That’s always been the appeal of the brand’s offerings, combined with solid in-house engineering and hand-crafted build and finish – and this latest arrival should further that reputation.
Oleta Adams New York State of Mind
Taken from Adams’s less-than-difficult second album, Evolution, this is classy 90s jazz/soul at its finest, covering the Billy Joel classic with a beautifully recorded vocal and fine supporting musicians, all delivered with the Melco’s ‘maximum information’ approach
Prefab Sprout Moon Dog
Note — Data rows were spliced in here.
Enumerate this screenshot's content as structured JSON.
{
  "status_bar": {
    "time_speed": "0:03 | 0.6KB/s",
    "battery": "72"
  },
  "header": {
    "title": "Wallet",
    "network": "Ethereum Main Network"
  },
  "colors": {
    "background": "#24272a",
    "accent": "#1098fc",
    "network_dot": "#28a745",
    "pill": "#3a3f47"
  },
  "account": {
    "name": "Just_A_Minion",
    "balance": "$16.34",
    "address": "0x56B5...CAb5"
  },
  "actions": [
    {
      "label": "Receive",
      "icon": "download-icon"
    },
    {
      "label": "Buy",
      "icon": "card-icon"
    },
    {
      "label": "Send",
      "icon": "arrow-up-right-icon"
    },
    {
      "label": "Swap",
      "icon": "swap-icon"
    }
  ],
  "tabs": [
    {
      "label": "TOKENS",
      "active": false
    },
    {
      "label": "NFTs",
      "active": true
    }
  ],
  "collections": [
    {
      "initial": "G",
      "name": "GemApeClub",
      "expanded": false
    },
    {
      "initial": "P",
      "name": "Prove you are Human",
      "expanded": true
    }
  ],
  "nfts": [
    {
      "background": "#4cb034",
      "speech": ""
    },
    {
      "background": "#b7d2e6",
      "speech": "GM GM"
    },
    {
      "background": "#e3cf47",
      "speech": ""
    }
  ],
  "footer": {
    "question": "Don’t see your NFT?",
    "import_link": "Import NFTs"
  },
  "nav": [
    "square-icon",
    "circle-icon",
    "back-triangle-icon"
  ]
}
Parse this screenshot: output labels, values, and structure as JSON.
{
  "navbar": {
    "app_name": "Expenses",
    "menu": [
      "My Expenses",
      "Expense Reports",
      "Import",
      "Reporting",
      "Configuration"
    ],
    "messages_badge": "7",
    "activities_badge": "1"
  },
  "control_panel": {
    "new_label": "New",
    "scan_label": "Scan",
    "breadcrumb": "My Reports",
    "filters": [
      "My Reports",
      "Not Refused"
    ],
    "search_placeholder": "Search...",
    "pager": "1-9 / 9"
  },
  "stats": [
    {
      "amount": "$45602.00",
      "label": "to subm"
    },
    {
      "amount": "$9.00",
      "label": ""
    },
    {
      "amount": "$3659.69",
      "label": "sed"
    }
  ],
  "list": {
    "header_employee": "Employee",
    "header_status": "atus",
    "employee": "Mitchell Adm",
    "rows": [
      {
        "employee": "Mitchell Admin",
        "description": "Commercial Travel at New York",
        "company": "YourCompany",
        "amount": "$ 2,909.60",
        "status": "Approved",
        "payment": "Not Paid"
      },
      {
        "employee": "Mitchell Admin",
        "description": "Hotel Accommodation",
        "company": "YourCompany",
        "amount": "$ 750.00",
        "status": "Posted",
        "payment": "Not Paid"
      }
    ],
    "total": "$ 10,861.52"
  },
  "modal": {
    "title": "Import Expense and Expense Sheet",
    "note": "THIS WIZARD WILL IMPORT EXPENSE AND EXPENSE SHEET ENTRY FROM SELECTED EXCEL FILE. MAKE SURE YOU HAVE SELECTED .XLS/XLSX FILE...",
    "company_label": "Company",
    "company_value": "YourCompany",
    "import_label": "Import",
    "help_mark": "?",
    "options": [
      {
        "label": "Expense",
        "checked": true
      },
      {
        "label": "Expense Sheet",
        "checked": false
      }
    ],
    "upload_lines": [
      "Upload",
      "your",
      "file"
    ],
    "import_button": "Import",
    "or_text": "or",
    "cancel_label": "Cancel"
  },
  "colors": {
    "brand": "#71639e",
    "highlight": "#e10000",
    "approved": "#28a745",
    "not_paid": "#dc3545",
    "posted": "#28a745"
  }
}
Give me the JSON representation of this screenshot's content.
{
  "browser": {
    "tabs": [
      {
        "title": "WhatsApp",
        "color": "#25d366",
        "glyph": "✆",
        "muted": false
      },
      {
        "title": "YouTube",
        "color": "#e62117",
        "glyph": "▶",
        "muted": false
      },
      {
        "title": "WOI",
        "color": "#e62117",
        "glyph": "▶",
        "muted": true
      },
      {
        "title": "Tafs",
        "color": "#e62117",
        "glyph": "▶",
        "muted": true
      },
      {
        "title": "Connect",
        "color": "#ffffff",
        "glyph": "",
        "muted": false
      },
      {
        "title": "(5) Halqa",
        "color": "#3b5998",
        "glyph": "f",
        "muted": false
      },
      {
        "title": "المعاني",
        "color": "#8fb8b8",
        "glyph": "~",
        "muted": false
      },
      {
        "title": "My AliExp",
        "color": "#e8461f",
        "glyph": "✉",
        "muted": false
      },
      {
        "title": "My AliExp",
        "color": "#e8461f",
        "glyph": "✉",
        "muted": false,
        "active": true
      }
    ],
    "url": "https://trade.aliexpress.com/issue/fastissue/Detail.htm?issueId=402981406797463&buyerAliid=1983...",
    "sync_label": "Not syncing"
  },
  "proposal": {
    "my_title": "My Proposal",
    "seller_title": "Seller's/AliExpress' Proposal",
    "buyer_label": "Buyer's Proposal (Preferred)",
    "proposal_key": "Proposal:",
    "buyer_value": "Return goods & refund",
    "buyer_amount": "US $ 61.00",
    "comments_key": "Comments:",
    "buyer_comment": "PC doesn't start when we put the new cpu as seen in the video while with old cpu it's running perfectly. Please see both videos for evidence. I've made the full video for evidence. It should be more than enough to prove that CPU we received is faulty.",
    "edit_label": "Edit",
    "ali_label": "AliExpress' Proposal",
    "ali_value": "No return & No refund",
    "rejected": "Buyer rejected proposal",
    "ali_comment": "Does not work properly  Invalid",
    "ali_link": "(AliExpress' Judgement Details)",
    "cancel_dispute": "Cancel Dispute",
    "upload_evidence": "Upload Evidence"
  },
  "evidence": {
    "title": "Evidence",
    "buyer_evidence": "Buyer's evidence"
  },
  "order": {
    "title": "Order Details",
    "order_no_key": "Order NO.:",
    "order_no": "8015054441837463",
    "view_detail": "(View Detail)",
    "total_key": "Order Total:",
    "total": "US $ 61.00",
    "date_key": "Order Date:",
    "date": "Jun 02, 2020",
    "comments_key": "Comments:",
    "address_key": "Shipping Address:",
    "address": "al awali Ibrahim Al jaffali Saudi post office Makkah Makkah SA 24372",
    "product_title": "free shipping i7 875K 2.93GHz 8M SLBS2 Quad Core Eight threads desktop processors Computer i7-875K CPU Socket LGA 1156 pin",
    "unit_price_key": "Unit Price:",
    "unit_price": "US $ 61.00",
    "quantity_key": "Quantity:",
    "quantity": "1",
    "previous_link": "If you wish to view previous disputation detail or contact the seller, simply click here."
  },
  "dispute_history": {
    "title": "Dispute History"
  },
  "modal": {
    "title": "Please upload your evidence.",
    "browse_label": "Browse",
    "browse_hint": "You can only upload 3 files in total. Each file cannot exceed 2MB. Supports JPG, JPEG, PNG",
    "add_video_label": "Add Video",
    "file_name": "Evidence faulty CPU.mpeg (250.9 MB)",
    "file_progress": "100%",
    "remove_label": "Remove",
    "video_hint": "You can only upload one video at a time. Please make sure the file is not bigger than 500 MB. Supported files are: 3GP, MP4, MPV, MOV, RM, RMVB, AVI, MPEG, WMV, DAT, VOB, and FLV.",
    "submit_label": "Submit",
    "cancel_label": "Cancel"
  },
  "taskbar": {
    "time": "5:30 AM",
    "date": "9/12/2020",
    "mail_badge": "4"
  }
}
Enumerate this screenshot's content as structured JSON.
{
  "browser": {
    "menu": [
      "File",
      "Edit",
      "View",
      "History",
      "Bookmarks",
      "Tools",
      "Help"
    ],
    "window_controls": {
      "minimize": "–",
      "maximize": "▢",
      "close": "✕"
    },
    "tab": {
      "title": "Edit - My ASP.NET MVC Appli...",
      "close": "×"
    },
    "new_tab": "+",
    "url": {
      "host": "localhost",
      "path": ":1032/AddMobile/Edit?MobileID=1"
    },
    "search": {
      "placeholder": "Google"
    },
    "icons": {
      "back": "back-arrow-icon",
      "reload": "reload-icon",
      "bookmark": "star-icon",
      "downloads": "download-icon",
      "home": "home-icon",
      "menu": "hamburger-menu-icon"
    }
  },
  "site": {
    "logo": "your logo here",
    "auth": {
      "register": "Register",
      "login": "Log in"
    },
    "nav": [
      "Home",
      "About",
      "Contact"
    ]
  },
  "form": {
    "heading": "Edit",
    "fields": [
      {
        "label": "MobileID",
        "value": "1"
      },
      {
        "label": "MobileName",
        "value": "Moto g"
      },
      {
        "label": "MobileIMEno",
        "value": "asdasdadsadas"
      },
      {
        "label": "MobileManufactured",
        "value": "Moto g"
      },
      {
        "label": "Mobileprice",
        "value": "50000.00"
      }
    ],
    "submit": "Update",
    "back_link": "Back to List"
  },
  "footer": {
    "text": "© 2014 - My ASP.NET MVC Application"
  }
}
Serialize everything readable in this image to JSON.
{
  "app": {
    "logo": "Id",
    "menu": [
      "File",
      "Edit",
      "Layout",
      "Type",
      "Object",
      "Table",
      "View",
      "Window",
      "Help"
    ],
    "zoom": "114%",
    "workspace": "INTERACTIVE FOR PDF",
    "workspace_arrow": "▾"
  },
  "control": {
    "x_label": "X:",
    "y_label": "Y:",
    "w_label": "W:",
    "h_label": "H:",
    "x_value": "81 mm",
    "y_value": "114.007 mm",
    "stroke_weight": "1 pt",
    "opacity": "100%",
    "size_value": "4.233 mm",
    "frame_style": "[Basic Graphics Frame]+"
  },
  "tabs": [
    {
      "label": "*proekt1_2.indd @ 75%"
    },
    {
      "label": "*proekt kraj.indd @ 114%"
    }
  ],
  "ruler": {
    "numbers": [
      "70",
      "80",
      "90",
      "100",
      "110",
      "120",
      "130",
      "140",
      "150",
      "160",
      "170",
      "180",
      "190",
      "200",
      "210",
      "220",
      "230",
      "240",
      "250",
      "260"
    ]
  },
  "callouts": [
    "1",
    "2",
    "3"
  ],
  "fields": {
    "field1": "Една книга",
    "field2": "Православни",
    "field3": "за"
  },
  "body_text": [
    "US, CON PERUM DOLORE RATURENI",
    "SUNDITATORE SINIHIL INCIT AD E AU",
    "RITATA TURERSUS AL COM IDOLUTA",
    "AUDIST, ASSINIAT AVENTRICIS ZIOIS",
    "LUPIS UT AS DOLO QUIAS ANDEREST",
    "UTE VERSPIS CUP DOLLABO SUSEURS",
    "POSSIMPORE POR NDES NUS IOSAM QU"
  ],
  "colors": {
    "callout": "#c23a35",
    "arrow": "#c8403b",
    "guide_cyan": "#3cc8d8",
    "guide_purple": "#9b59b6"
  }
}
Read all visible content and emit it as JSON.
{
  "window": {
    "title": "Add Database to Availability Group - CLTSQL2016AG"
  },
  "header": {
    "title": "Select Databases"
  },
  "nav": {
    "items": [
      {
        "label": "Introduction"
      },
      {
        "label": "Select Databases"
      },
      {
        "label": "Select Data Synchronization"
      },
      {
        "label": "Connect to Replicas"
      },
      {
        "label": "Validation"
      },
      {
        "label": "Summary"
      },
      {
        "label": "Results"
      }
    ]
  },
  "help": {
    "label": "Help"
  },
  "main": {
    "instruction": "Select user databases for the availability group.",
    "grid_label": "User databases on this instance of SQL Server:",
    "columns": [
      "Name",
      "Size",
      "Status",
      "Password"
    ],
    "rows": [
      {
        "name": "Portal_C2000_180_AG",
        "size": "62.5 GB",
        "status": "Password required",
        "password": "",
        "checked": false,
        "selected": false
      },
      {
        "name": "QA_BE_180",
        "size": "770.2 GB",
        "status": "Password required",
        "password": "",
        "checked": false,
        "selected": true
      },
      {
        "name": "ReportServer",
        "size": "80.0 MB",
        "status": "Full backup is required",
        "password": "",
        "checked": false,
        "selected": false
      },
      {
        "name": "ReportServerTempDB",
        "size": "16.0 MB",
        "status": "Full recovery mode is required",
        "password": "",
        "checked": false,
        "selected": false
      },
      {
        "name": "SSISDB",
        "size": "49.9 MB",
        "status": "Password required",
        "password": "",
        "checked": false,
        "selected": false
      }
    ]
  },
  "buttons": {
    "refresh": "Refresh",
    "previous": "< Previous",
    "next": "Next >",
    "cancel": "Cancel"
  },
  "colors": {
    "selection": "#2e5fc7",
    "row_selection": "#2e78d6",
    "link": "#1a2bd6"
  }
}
From Paddy McAloon’s ‘musical that never was’ album Jordan: The Comeback, rich with a diversity of musical styles and given the big, cinematic sonic treatment by producer Thomas Dolby, this is the kind of music full of nuances the Melco is so well equipped to reveal
Lucinda Williams Can’t Let Go
Known for her perfectionist approach to recording, on her Car Wheels on a Gravel Road album Williams delivered a set in which every last detail of vocals and instrumentation was immediately apparent, as is clear with the Melco in the saddle
Provided you have a system with sufficient resolution to reveal what it can offer, the Melco is a sensible buy, not a luxury. Coupled with a high-quality DAC, it makes a persuasive case for computer-stored music, and is capable of a consistently impressive sound. It’s easy to set up and use, immaculately hand-built, and able to store all the music most of us will ever want, or need.